Darden’s CEO recently told shareholders that nearly 60 percent of the company’s workforce is part time, despite reports from Darden workers that they’d prefer to work full time. Maintaining such a large part-time workforce is commonly seen as a business strategy to avoid providing benefits. In addition, many Darden workers make poverty wages — some as low as $2.13 per hour. On the supply-chain side, Darden has been linked with producers accused of unhealthy working conditions and extreme mistreatment of workers.

By adopting this Good Food principle, Darden would guarantee a fair wage for its entire workforce, end its use of the subminimum tipped wage, offer more opportunities for full-time employment and provide earned sick time for all employees. Darden must also set contractual standards for worker conditions in its supply chain and provide specific information as to how it will work with its suppliers to guarantee an end to abusive conditions. These changes would demonstrate a real commitment to the wellbeing of workers and address poverty in its communities.

3. Support for Local Economies:

Food purchases should prioritize small and mid-sized agricultural and food-process operations within the local area or region.

Darden claims to care about community, but as long as its employees aren’t paid fair wages and restaurants like Olive Garden don’t support other local businesses, the communities in which Darden restaurants are located will continue to struggle. To provide meaningful, long-term benefits to the community, Darden must pay living wages and increase food purchases at fair prices from local and regional small- and mid-scale producers.

By committing to source 20 percent of its food locally and regionally, Darden would increase opportunities for small-scale food producers, contribute to local and regional economic growth, reduce its carbon footprint, provide fresher food, protect precious farmland, and support a more resilient food system. Darden would also attract more customers, since people are increasingly aware of the value of locally produced food.

4. Health and Nutrition:

Food offerings should promote health and well-being by including seasonal fruits and vegetables, using whole grains, and reducing salt, added sugar and red and processed meat.

Darden’s nod to good nutrition is focused on a set of modest targets, such as creating at least one children’s menu item that conforms to nutritional targets while continuing to serve sugary drinks.

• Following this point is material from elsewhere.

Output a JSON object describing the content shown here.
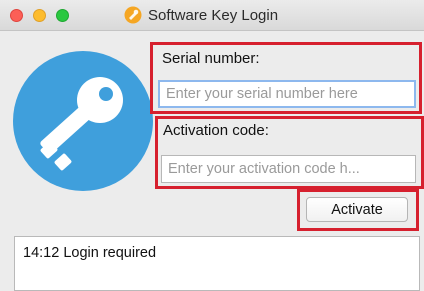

Although the company has set goals for reducing overall calorie and sodium content on its menus, it hasn’t addressed the high sugar, cholesterol and saturated fat content of many of its meals.

By committing to serving healthier options, including generous portions of fruits, vegetables, legumes and whole grains, Darden can create fresh, delicious dishes that help tackle the childhood obesity epidemic and other diet-related health concerns. Darden should work toward making all of its kids’ meals healthier. Many other chains — like Burger King, Applebee’s and Jack in the Box — have already removed sodas from their children’s menus.

5. Animal Welfare:

Meat and dairy suppliers should provide healthy and high-quality care for livestock that is certified by third-party organizations, including Animal Welfare Approved, Global Animal Partnership (at least step 2) and/or Certified Humane Raised and Handled.

Darden claims to ensure that the “Five Freedoms” are protected throughout its supply chain (freedom for farmed animals from hunger and thirst; discomfort; pain, injury and disease; and fear and distress, as well as freedom to express normal behavior). Yet Darden provides little information about how these freedoms are provided and claims that sows have room to move around in gestation crates, a confinement method that severely restricts movement and that many of Darden’s competitors have phased out of their supply chains.

By meeting the realistic goal of third-party animal welfare certification for at least 20 percent of its meat and dairy, Darden will attract a growing number of consumers concerned about the humane treatment of animals. As part of its commitment to the Five Freedoms, Darden should also purchase 100 percent of its eggs and pork from producers who use cage- and crate-free production, using quantifiable standards and independent verification.